Description of the task – In the entries below, find each line with the string "this" and copy it.
─── Given data
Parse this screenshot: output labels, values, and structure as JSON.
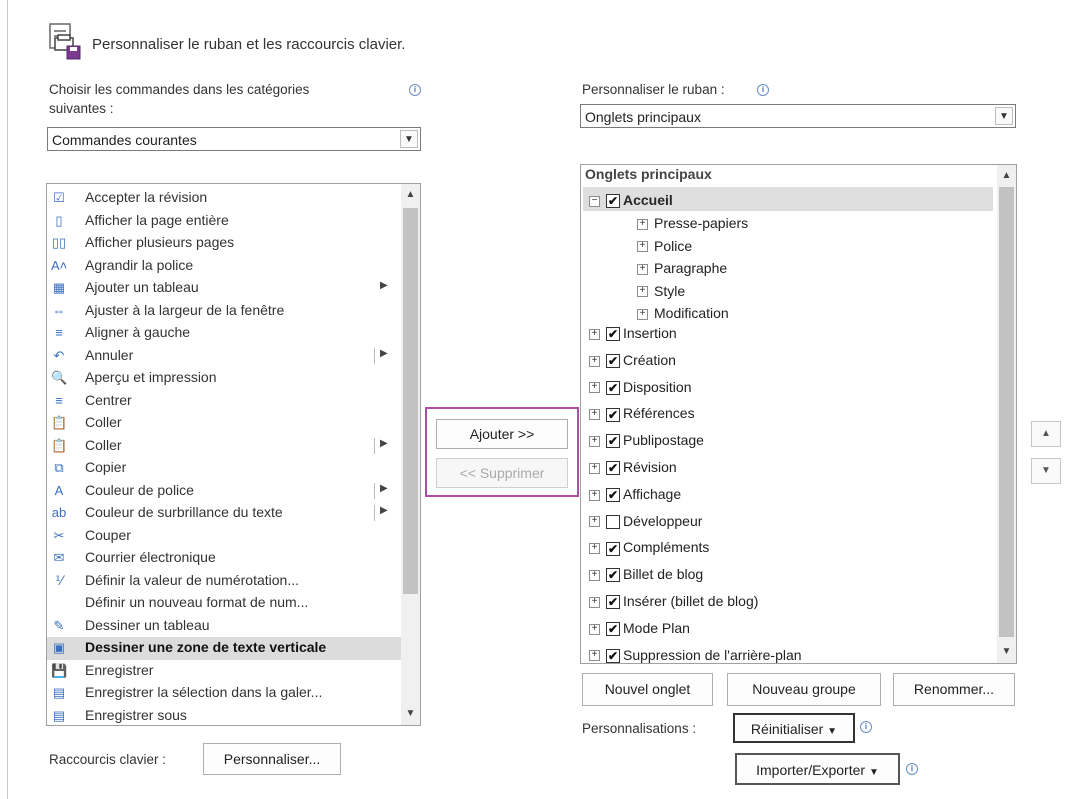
{
  "title": "Personnaliser le ruban et les raccourcis clavier.",
  "left": {
    "choose_label_line1": "Choisir les commandes dans les catégories",
    "choose_label_line2": "suivantes :",
    "combo_value": "Commandes courantes",
    "commands": [
      {
        "label": "Accepter la révision",
        "icon": "check-doc-icon",
        "glyph": "☑",
        "submenu": false
      },
      {
        "label": "Afficher la page entière",
        "icon": "page-icon",
        "glyph": "▯",
        "submenu": false
      },
      {
        "label": "Afficher plusieurs pages",
        "icon": "multi-page-icon",
        "glyph": "▯▯",
        "submenu": false
      },
      {
        "label": "Agrandir la police",
        "icon": "grow-font-icon",
        "glyph": "A˄",
        "submenu": false
      },
      {
        "label": "Ajouter un tableau",
        "icon": "table-icon",
        "glyph": "▦",
        "submenu": true,
        "sep": false
      },
      {
        "label": "Ajuster à la largeur de la fenêtre",
        "icon": "fit-width-icon",
        "glyph": "⇔",
        "submenu": false
      },
      {
        "label": "Aligner à gauche",
        "icon": "align-left-icon",
        "glyph": "≡",
        "submenu": false
      },
      {
        "label": "Annuler",
        "icon": "undo-icon",
        "glyph": "↶",
        "submenu": true,
        "sep": true
      },
      {
        "label": "Aperçu et impression",
        "icon": "print-preview-icon",
        "glyph": "🔍",
        "submenu": false
      },
      {
        "label": "Centrer",
        "icon": "align-center-icon",
        "glyph": "≡",
        "submenu": false
      },
      {
        "label": "Coller",
        "icon": "paste-icon",
        "glyph": "📋",
        "submenu": false
      },
      {
        "label": "Coller",
        "icon": "paste-icon",
        "glyph": "📋",
        "submenu": true,
        "sep": true
      },
      {
        "label": "Copier",
        "icon": "copy-icon",
        "glyph": "⧉",
        "submenu": false
      },
      {
        "label": "Couleur de police",
        "icon": "font-color-icon",
        "glyph": "A",
        "submenu": true,
        "sep": true
      },
      {
        "label": "Couleur de surbrillance du texte",
        "icon": "highlight-icon",
        "glyph": "ab",
        "submenu": true,
        "sep": true
      },
      {
        "label": "Couper",
        "icon": "scissors-icon",
        "glyph": "✂",
        "submenu": false
      },
      {
        "label": "Courrier électronique",
        "icon": "email-icon",
        "glyph": "✉",
        "submenu": false
      },
      {
        "label": "Définir la valeur de numérotation...",
        "icon": "numbering-icon",
        "glyph": "⅟",
        "submenu": false
      },
      {
        "label": "Définir un nouveau format de num...",
        "icon": "",
        "glyph": "",
        "submenu": false
      },
      {
        "label": "Dessiner un tableau",
        "icon": "draw-table-icon",
        "glyph": "✎",
        "submenu": false
      },
      {
        "label": "Dessiner une zone de texte verticale",
        "icon": "vertical-textbox-icon",
        "glyph": "▣",
        "submenu": false,
        "selected": true
      },
      {
        "label": "Enregistrer",
        "icon": "save-icon",
        "glyph": "💾",
        "submenu": false
      },
      {
        "label": "Enregistrer la sélection dans la galer...",
        "icon": "save-selection-icon",
        "glyph": "▤",
        "submenu": false
      },
      {
        "label": "Enregistrer sous",
        "icon": "save-as-icon",
        "glyph": "▤",
        "submenu": false
      }
    ],
    "shortcuts_label": "Raccourcis clavier :",
    "customize_button": "Personnaliser..."
  },
  "middle": {
    "add_button": "Ajouter >>",
    "remove_button": "<< Supprimer"
  },
  "right": {
    "ribbon_label": "Personnaliser le ruban :",
    "combo_value": "Onglets principaux",
    "tree_header": "Onglets principaux",
    "accueil": {
      "label": "Accueil",
      "checked": true
    },
    "accueil_groups": [
      "Presse-papiers",
      "Police",
      "Paragraphe",
      "Style",
      "Modification"
    ],
    "tabs": [
      {
        "label": "Insertion",
        "checked": true
      },
      {
        "label": "Création",
        "checked": true
      },
      {
        "label": "Disposition",
        "checked": true
      },
      {
        "label": "Références",
        "checked": true
      },
      {
        "label": "Publipostage",
        "checked": true
      },
      {
        "label": "Révision",
        "checked": true
      },
      {
        "label": "Affichage",
        "checked": true
      },
      {
        "label": "Développeur",
        "checked": false
      },
      {
        "label": "Compléments",
        "checked": true
      },
      {
        "label": "Billet de blog",
        "checked": true
      },
      {
        "label": "Insérer (billet de blog)",
        "checked": true
      },
      {
        "label": "Mode Plan",
        "checked": true
      },
      {
        "label": "Suppression de l'arrière-plan",
        "checked": true
      }
    ],
    "new_tab_button": "Nouvel onglet",
    "new_group_button": "Nouveau groupe",
    "rename_button": "Renommer...",
    "customizations_label": "Personnalisations :",
    "reset_button": "Réinitialiser",
    "import_export_button": "Importer/Exporter"
  },
  "colors": {
    "highlight_border": "#b04ca8",
    "accent": "#3a6fbf"
  }
}
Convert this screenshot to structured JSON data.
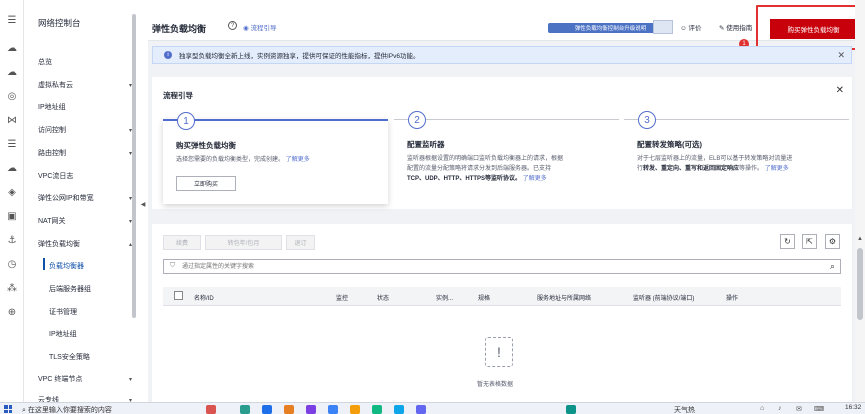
{
  "sidebar": {
    "title": "网络控制台",
    "items": [
      {
        "label": "总览",
        "arrow": ""
      },
      {
        "label": "虚拟私有云",
        "arrow": "▾"
      },
      {
        "label": "IP地址组",
        "arrow": ""
      },
      {
        "label": "访问控制",
        "arrow": "▾"
      },
      {
        "label": "路由控制",
        "arrow": "▾"
      },
      {
        "label": "VPC流日志",
        "arrow": ""
      },
      {
        "label": "弹性公网IP和带宽",
        "arrow": "▾"
      },
      {
        "label": "NAT网关",
        "arrow": "▾"
      },
      {
        "label": "弹性负载均衡",
        "arrow": "▴"
      }
    ],
    "sub_items": [
      {
        "label": "负载均衡器",
        "active": true
      },
      {
        "label": "后端服务器组",
        "active": false
      },
      {
        "label": "证书管理",
        "active": false
      },
      {
        "label": "IP地址组",
        "active": false
      },
      {
        "label": "TLS安全策略",
        "active": false
      }
    ],
    "bottom_items": [
      {
        "label": "VPC 终端节点",
        "arrow": "▾"
      },
      {
        "label": "云专线",
        "arrow": "▾"
      }
    ]
  },
  "header": {
    "title": "弹性负载均衡",
    "help_icon": "question-circle-icon",
    "flow_link": "流程引导",
    "banner_text": "弹性负载均衡控制台升级说明",
    "eval_label": "评价",
    "guide_label": "使用指南",
    "buy_button": "购买弹性负载均衡",
    "badge": "1"
  },
  "info_bar": {
    "text": "独享型负载均衡全新上线，实例资源独享，提供可保证的性能指标，提供IPv6功能。"
  },
  "flow_guide": {
    "title": "流程引导",
    "steps": [
      {
        "num": "1",
        "title": "购买弹性负载均衡",
        "desc": "选择您需要的负载均衡类型，完成创建。",
        "link": "了解更多",
        "button": "立即购买"
      },
      {
        "num": "2",
        "title": "配置监听器",
        "desc_lines": [
          "监听器根据设置的明确端口监听负载均衡器上的请求，根据",
          "配置的流量分配策略将请求分发到后端服务器。已支持"
        ],
        "protocols": "TCP、UDP、HTTP、HTTPS等监听协议。",
        "link": "了解更多"
      },
      {
        "num": "3",
        "title": "配置转发策略(可选)",
        "desc_lines": [
          "对于七层监听器上的流量，ELB可以基于转发策略对流量进"
        ],
        "desc_prefix": "行",
        "desc_bold": "转发、重定向、重写和返回固定响应",
        "desc_suffix": "等操作。",
        "link": "了解更多"
      }
    ]
  },
  "list": {
    "buttons": [
      "续费",
      "转包年/包月",
      "退订"
    ],
    "tool_icons": [
      "refresh-icon",
      "export-icon",
      "settings-icon"
    ],
    "search_placeholder": "通过指定属性的关键字搜索",
    "columns": [
      "名称/ID",
      "监控",
      "状态",
      "规格",
      "服务地址与所属网络",
      "监听器 (前端协议/端口)",
      "操作"
    ],
    "instance_header": "实例...",
    "empty_text": "暂无表格数据"
  },
  "taskbar": {
    "search_text": "在这里输入你要搜索的内容",
    "weather": "天气热",
    "time": "16:32",
    "app_colors": [
      "#d9534f",
      "#2a9d8f",
      "#1f6feb",
      "#e67e22",
      "#7b3fe4",
      "#3b82f6",
      "#f59e0b",
      "#10b981",
      "#0ea5e9",
      "#6366f1",
      "#0d9488"
    ]
  },
  "colors": {
    "accent": "#526ecc",
    "buy_red": "#c7000b",
    "highlight": "#e03030"
  }
}
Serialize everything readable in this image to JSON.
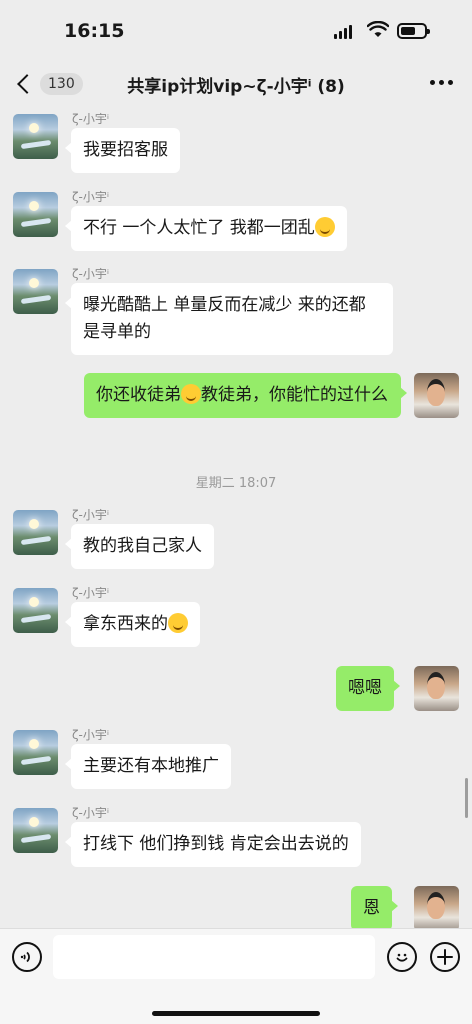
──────
Finished task –
Parse this screenshot: output labels, values, and structure as JSON.
Convert this screenshot to structured JSON data.
Serialize everything readable in this image to JSON.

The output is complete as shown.